Immigration courts, which fall under the Justice Department and decide whether to deport immigrants, have been bogged down over the years as more cases are added to the docket that can be addressed at any given time.
“If nothing else, the continuing rise of the backlog shows that the immigration court is broken,” said Judge Ashley Tabaddor, president of the National Association of Immigration Judges. “Until we fix the design defect of having a court in a law enforcement agency, we will not be able to address the backlog in a fair and effective manner.”
President Donald Trump has repeatedly criticized the nation’s immigration system, specifically taking issue with the practice of releasing immigrants while they await their court dates. To remedy that, his administration has sought to hire more immigration judges in the hopes of unclogging the court. Even so, the number of cases has continued to tick upward.
During the last partial government shutdown, for example, the only cases that moved forward were those of immigrants in detention. All others were postponed.
In January, the Transactional Records Access Clearinghouse estimated that more than 42,000 immigration court hearings had been canceled as a result of the shutdown — exacerbating an issue Trump had pledged to resolve.
“The latest case-by-case court records through the end of August 2019 show the court’s active case backlog was 1,007,155,” according to the clearinghouse’s report released Wednesday. “If the additional 322,535 cases which the court says are pending but have not been placed on the active caseload rolls are added, then the backlog now tops 1.3 million.”

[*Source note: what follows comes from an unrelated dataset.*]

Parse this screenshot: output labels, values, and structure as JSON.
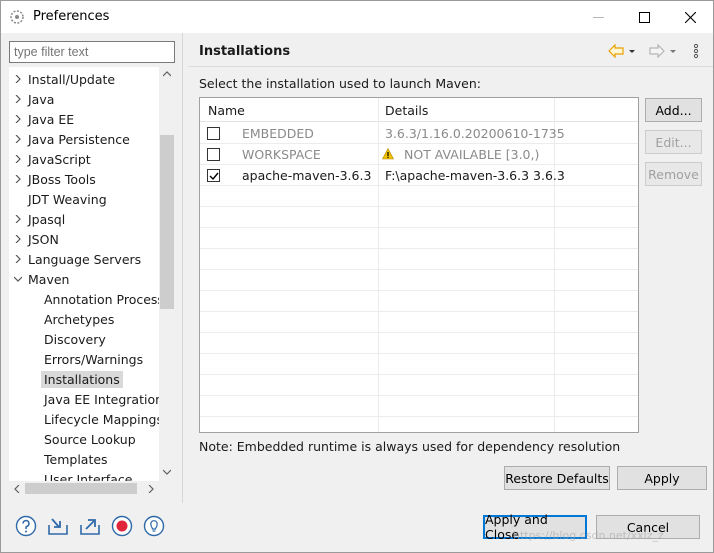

While a Justice Department spokesman said in a statement to CNN that the department “does not certify data from third parties,” the spokesman added: “This report and DOJ’s own data further confirms there is a crisis at the border. This Administration is taking aggressive steps to increase productivity, close loopholes, and hire a record number of judges to address the backlog with our existing authorities.”
While the clearinghouse doesn’t attribute the backlog to any one factor, the American Bar Association has previously proposed a major overhaul of the US immigration system, calling the courts “irredeemably dysfunctional.”
“The state of the U.S. immigration court system has worsened considerably since our 2010 Report,” that March report noted, mentioning an unprecedented backlog of cases, increased wait times, policy changes that aim to accelerate cases without allocating enough funding, overreliance on video teleconferencing during court proceedings and possible bias in the hiring of judges.
The Justice Department had previously addressed some of the issues the bar association report raised.
The administration has acknowledged the massive immigration court backlog and has, at times, placed blame on unfounded asylum claims, which have to work their way through their court system.
This month, the administration opened tent courts along the Texas border to hear the cases of migrants who have been returned to Mexico to await their immigration proceedings as part of the Migrant Protection Protocols program. Around 42,000 migrants have been sent back under the program.
In Wednesday’s report, the Transactional Records Access Clearinghouse notes that the Migrant Protection Protocols cases still make up a small share of the court’s active backlog.